(Data records Opens)
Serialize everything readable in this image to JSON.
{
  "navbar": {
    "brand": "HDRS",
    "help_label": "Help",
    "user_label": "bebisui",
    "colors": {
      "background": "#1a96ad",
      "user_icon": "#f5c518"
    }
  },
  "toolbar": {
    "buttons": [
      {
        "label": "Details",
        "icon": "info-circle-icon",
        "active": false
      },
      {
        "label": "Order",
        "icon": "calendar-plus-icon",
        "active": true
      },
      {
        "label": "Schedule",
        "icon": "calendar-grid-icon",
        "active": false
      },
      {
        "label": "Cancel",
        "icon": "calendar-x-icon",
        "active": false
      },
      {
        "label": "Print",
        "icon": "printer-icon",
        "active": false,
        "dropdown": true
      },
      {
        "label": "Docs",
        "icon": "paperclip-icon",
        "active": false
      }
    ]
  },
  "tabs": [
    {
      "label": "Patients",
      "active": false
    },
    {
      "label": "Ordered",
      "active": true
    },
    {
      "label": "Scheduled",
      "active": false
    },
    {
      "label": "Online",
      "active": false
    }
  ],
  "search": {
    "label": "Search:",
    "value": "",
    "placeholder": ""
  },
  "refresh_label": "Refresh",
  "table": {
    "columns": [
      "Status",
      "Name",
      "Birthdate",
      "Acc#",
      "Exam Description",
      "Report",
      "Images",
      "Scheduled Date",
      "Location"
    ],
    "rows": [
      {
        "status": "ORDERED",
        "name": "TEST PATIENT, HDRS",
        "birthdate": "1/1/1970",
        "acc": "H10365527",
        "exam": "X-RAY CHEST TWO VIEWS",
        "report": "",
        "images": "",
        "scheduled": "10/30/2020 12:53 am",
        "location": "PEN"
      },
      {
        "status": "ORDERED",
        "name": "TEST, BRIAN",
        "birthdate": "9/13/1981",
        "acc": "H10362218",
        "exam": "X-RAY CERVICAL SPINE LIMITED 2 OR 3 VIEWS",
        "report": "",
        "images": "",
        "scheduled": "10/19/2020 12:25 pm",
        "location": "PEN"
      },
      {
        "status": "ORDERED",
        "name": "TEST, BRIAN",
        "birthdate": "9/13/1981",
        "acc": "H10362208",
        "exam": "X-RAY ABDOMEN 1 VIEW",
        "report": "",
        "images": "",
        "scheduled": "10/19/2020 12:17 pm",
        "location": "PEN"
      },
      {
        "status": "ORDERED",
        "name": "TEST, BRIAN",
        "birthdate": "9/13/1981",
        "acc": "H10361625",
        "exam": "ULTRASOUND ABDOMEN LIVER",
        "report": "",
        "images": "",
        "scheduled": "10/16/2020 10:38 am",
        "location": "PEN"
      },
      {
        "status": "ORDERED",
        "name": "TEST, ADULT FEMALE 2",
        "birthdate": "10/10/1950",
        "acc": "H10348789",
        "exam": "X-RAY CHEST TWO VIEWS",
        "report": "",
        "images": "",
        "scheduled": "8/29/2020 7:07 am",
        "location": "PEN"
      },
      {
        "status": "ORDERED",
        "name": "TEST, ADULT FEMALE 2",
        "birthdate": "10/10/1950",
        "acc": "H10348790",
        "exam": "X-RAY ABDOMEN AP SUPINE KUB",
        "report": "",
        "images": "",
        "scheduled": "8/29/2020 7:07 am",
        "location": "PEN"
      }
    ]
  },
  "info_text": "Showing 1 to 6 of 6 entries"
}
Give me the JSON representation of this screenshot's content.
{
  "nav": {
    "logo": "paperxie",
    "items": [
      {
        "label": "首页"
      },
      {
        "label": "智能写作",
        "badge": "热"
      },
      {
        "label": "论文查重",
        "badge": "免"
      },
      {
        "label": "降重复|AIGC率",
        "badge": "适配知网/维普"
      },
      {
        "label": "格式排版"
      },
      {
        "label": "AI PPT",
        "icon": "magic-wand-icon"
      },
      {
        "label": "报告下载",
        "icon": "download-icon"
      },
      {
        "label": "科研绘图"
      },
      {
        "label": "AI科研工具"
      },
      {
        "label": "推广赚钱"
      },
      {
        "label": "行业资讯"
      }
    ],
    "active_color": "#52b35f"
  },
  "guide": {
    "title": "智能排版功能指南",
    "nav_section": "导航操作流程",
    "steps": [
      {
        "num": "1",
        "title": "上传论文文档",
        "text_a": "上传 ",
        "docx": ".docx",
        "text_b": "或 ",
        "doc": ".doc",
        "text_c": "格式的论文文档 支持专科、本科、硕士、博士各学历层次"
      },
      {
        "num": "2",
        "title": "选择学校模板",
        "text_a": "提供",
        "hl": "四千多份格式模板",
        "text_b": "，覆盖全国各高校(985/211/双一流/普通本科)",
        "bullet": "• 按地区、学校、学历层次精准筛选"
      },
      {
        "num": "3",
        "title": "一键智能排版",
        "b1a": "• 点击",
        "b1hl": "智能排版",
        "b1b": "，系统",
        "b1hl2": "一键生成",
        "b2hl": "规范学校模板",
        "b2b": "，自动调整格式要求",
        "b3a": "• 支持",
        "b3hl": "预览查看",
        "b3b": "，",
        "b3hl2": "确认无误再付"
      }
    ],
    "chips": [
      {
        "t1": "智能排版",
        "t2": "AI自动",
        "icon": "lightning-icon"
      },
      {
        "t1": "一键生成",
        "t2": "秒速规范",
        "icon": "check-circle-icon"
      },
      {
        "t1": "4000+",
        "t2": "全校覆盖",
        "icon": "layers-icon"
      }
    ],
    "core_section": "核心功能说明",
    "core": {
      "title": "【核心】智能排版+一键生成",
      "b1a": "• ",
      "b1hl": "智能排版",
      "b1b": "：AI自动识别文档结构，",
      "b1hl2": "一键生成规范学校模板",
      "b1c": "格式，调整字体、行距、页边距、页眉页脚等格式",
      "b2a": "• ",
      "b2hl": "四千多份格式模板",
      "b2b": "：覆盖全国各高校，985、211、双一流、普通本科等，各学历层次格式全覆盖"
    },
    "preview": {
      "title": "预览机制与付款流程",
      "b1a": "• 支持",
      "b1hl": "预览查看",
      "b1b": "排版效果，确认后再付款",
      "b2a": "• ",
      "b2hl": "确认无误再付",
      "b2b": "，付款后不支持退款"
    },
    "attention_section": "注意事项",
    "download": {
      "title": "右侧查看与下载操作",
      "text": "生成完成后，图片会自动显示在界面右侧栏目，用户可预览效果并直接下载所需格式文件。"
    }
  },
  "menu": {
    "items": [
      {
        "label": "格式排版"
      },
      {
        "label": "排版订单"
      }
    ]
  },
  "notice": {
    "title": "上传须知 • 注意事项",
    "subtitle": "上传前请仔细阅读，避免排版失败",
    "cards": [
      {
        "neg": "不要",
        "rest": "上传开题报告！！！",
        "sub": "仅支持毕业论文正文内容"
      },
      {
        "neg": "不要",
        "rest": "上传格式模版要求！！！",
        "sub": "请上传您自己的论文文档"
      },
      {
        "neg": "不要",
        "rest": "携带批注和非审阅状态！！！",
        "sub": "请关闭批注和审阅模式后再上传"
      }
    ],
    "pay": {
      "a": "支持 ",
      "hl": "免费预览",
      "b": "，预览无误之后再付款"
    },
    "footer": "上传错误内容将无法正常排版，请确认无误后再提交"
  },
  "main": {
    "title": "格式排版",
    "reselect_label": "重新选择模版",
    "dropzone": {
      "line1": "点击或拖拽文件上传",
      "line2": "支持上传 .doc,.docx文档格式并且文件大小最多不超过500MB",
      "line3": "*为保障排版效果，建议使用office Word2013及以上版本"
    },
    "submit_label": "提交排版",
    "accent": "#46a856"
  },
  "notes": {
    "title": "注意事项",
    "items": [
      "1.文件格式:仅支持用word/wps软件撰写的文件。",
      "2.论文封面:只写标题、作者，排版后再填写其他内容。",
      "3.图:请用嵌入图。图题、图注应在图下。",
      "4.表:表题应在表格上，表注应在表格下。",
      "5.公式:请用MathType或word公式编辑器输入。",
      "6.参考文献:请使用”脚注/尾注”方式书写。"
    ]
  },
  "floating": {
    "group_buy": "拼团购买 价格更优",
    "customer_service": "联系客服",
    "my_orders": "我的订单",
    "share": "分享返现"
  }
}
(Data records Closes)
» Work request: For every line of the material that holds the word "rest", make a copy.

» Response below:
        "rest": "上传开题报告！！！",
        "rest": "上传格式模版要求！！！",
        "rest": "携带批注和非审阅状态！！！",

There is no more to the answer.